### AIM OF THE TASK
Show each line of the records in which the word "绝缘监测" occurs.

### MATERIAL PROVIDED
----------------
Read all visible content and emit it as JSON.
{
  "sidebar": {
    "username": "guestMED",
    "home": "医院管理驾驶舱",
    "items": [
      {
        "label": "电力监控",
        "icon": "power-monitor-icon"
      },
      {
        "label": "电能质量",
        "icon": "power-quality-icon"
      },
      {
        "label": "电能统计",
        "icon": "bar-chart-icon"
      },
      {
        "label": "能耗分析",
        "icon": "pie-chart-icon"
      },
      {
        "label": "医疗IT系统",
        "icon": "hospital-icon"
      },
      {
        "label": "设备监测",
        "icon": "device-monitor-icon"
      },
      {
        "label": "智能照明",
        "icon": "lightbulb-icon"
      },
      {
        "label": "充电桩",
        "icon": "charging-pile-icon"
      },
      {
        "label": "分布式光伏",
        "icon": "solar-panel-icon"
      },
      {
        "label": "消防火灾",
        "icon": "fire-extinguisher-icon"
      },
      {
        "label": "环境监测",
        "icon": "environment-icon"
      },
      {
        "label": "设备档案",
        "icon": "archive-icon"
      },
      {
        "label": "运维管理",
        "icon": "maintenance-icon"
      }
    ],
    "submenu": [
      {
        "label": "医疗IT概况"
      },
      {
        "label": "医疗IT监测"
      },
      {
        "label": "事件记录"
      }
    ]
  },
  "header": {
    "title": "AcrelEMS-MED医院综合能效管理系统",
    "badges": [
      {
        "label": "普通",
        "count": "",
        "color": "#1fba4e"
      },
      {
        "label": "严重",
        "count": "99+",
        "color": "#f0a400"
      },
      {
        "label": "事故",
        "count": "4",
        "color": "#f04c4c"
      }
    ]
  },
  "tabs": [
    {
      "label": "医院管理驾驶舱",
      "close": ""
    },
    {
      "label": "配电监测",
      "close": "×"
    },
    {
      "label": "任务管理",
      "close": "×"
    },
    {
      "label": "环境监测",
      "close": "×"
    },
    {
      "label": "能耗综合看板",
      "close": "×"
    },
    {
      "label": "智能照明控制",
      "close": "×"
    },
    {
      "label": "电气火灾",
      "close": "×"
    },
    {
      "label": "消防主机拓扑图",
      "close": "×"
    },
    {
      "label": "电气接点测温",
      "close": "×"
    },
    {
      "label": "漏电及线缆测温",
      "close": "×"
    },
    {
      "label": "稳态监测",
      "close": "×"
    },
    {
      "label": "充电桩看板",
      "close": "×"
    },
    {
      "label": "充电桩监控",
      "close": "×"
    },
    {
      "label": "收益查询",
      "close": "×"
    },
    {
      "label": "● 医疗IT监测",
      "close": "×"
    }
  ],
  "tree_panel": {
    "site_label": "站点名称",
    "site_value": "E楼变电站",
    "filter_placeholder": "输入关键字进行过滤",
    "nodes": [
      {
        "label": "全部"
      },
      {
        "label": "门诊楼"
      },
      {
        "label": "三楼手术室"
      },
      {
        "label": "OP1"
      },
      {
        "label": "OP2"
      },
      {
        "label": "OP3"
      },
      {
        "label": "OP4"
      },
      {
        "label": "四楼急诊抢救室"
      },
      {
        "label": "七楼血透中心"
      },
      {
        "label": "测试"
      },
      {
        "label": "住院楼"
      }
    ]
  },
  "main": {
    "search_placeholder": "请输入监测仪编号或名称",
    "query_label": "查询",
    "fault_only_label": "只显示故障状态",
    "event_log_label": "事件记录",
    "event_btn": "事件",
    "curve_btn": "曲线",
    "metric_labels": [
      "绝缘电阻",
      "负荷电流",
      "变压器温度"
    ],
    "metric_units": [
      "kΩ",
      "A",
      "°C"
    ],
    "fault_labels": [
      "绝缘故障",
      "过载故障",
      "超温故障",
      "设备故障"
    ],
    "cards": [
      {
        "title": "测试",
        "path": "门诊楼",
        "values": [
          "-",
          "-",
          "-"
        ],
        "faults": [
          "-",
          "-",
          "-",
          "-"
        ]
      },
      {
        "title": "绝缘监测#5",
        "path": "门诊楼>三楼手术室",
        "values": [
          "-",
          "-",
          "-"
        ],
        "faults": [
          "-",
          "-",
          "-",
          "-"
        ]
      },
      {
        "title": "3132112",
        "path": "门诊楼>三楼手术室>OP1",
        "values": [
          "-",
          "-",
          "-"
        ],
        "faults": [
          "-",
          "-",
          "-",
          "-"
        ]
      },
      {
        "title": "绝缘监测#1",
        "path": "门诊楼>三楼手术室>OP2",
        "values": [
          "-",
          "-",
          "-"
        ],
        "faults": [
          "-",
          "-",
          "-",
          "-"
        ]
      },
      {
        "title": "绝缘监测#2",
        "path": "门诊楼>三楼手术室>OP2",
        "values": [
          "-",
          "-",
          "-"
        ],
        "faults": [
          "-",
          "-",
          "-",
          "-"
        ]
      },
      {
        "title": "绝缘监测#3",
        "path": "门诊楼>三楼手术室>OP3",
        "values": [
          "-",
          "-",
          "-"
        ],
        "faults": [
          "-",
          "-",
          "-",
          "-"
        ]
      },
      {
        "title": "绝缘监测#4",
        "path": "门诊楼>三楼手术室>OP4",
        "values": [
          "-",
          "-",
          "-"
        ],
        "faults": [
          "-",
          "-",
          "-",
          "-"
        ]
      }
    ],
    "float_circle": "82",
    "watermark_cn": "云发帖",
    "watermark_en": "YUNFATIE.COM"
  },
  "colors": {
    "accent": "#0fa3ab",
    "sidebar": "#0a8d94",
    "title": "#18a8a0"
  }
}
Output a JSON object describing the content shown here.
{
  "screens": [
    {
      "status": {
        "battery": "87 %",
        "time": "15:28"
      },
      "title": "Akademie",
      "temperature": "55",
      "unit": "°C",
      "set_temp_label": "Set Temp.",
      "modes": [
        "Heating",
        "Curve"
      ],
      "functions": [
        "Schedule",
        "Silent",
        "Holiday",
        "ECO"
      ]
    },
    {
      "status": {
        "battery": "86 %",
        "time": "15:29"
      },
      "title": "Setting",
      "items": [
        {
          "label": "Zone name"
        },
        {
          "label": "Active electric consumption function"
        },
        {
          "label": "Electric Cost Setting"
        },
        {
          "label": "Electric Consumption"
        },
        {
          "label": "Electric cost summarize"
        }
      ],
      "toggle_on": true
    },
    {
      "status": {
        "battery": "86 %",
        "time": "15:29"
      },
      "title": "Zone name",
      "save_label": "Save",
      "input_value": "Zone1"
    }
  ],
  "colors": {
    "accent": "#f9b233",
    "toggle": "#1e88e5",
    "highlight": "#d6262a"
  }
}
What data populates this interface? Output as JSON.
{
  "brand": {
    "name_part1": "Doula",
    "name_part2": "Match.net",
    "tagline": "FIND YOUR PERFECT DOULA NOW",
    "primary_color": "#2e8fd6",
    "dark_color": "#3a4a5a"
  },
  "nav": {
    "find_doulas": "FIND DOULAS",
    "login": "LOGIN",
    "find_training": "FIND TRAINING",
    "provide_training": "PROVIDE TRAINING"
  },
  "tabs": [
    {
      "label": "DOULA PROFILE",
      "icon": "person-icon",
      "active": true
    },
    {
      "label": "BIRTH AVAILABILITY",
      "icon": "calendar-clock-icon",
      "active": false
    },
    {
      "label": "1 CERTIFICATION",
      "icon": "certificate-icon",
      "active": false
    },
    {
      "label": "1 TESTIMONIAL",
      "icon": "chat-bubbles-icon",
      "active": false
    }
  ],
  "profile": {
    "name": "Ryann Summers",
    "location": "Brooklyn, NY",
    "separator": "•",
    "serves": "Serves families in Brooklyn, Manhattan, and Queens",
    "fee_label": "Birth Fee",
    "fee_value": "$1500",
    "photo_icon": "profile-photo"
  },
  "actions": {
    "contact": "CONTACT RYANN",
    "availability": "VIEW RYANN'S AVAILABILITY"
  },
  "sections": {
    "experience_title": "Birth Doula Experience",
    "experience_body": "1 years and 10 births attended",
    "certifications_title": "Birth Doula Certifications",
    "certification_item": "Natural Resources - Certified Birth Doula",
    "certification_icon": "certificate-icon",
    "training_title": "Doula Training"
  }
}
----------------
### RESULT BELOW
        "title": "绝缘监测#5",
        "title": "绝缘监测#1",
        "title": "绝缘监测#2",
        "title": "绝缘监测#3",
        "title": "绝缘监测#4",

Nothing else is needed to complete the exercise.